Task objective
Report all lines of the data below that hold the word "water".

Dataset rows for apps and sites

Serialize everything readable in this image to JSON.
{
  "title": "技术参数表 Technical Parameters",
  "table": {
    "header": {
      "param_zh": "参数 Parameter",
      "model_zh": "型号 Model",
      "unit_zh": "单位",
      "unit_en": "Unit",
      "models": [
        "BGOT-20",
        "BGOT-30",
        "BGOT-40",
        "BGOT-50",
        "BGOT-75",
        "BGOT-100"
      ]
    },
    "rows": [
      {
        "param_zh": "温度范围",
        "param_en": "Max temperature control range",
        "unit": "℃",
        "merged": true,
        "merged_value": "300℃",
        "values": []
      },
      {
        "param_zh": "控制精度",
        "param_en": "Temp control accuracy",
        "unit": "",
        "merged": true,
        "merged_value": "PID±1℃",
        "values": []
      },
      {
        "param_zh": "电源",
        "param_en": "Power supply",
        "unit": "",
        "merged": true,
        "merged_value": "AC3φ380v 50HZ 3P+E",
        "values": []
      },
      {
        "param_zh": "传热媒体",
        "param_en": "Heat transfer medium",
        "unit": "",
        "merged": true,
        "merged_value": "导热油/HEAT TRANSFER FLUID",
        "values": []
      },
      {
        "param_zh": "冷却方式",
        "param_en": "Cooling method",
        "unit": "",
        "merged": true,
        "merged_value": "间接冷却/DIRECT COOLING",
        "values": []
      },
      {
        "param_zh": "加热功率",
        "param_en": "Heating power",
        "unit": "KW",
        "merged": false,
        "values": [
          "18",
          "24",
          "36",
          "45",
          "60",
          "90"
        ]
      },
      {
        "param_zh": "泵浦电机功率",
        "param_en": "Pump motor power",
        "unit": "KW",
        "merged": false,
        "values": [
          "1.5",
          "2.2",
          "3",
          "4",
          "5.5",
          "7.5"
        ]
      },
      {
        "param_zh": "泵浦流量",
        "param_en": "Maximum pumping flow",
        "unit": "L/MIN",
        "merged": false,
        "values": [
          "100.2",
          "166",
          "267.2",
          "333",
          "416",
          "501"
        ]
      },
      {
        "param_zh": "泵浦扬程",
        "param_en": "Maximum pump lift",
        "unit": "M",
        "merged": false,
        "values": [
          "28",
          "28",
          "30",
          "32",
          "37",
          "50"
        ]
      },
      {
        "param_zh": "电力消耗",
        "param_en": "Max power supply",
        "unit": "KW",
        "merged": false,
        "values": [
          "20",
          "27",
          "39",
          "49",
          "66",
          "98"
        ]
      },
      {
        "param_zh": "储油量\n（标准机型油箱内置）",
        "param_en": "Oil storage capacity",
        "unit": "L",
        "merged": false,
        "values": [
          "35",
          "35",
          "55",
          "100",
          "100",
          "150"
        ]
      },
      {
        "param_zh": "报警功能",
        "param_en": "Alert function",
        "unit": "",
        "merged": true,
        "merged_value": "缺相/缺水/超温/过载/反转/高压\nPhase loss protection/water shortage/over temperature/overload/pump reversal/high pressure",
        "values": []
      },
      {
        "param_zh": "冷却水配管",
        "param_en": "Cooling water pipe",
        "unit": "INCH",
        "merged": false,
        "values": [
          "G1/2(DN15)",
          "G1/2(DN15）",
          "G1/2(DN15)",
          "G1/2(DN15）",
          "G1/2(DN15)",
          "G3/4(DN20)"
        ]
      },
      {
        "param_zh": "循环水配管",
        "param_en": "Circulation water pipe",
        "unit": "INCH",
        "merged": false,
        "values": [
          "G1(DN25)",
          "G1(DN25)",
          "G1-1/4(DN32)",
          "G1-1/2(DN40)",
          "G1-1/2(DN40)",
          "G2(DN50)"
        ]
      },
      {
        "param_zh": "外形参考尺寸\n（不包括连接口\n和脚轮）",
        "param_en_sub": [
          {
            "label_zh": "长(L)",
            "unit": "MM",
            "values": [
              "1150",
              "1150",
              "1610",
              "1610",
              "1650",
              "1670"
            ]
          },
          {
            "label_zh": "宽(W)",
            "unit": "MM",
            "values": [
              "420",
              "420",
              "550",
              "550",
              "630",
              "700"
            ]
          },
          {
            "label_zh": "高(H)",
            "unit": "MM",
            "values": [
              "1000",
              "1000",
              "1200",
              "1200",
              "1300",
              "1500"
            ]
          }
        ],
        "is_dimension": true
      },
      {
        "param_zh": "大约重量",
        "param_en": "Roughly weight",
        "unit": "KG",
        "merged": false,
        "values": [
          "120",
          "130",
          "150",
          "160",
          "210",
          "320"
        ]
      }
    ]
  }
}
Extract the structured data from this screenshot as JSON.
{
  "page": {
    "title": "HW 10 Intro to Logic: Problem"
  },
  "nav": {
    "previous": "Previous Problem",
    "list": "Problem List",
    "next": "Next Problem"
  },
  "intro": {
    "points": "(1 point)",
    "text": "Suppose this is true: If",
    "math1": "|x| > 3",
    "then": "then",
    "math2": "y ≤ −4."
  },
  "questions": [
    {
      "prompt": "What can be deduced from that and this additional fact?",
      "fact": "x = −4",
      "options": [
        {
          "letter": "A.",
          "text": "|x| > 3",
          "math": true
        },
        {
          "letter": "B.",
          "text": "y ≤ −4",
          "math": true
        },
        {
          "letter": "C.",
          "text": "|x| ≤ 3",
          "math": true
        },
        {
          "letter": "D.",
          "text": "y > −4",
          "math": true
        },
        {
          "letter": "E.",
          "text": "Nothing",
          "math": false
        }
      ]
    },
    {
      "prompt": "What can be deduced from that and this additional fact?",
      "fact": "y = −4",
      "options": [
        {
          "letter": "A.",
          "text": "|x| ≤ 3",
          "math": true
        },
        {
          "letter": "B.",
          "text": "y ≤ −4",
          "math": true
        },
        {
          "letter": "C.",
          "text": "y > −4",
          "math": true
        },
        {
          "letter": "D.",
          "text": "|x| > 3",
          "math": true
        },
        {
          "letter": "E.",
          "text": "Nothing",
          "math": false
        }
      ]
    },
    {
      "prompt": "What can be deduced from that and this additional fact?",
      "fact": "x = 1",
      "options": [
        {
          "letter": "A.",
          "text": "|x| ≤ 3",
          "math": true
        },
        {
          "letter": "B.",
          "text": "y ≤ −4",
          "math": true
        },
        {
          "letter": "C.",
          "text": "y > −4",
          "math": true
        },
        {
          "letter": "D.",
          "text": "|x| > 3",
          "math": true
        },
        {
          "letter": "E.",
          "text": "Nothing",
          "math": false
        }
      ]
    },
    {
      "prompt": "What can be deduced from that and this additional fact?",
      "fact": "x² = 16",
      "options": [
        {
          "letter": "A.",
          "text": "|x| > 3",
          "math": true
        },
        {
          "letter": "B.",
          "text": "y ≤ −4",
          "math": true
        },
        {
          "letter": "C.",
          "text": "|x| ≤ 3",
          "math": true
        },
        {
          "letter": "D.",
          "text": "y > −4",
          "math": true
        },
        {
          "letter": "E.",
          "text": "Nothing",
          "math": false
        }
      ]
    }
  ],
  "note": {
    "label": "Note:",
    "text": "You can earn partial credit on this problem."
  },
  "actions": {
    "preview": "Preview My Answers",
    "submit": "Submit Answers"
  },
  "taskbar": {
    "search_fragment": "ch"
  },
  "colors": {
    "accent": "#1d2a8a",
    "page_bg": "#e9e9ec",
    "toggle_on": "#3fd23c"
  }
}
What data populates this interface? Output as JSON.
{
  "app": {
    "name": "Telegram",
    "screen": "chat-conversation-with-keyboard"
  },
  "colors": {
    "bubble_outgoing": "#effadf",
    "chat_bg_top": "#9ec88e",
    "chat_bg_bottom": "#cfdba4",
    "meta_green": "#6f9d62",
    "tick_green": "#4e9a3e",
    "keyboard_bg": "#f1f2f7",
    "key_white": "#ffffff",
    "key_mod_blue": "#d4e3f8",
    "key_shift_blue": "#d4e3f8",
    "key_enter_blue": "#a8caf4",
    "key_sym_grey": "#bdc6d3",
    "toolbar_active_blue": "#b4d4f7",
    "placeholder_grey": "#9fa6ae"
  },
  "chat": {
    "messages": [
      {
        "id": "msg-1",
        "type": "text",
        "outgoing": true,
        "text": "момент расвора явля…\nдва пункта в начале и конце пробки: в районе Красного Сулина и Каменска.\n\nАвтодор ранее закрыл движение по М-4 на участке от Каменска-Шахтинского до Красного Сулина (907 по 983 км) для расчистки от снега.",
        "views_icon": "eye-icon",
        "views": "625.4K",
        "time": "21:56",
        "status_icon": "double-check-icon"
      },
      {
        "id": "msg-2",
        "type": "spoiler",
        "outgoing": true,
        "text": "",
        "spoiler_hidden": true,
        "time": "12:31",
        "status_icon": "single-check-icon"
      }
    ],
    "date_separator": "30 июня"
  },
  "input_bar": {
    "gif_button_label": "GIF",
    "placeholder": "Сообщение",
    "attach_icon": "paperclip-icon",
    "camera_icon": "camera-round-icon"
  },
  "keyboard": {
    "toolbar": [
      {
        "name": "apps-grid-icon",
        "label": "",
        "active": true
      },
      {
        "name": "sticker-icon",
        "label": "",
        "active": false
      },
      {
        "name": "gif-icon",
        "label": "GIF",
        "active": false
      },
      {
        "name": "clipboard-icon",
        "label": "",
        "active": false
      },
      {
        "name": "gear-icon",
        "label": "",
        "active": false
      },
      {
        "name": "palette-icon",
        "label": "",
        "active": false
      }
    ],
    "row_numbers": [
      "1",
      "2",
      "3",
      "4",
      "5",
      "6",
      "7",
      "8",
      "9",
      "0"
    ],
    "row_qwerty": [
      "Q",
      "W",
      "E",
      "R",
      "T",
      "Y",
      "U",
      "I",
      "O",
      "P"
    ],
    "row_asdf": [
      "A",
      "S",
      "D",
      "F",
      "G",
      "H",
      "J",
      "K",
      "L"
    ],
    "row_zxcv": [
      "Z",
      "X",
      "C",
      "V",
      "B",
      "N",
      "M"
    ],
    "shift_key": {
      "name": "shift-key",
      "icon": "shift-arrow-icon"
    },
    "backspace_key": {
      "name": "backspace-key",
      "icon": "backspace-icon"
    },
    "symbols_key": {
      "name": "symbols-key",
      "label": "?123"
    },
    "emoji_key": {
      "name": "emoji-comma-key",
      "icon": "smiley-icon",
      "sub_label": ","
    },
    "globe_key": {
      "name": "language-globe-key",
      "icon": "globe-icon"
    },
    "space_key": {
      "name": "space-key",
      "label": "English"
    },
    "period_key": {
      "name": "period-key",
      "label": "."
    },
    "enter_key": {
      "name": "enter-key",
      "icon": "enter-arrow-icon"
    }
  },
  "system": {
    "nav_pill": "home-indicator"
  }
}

Response to the exercise
        "merged_value": "缺相/缺水/超温/过载/反转/高压\nPhase loss protection/water shortage/over temperature/overload/pump reversal/high pressure",
        "param_en": "Cooling water pipe",
        "param_en": "Circulation water pipe",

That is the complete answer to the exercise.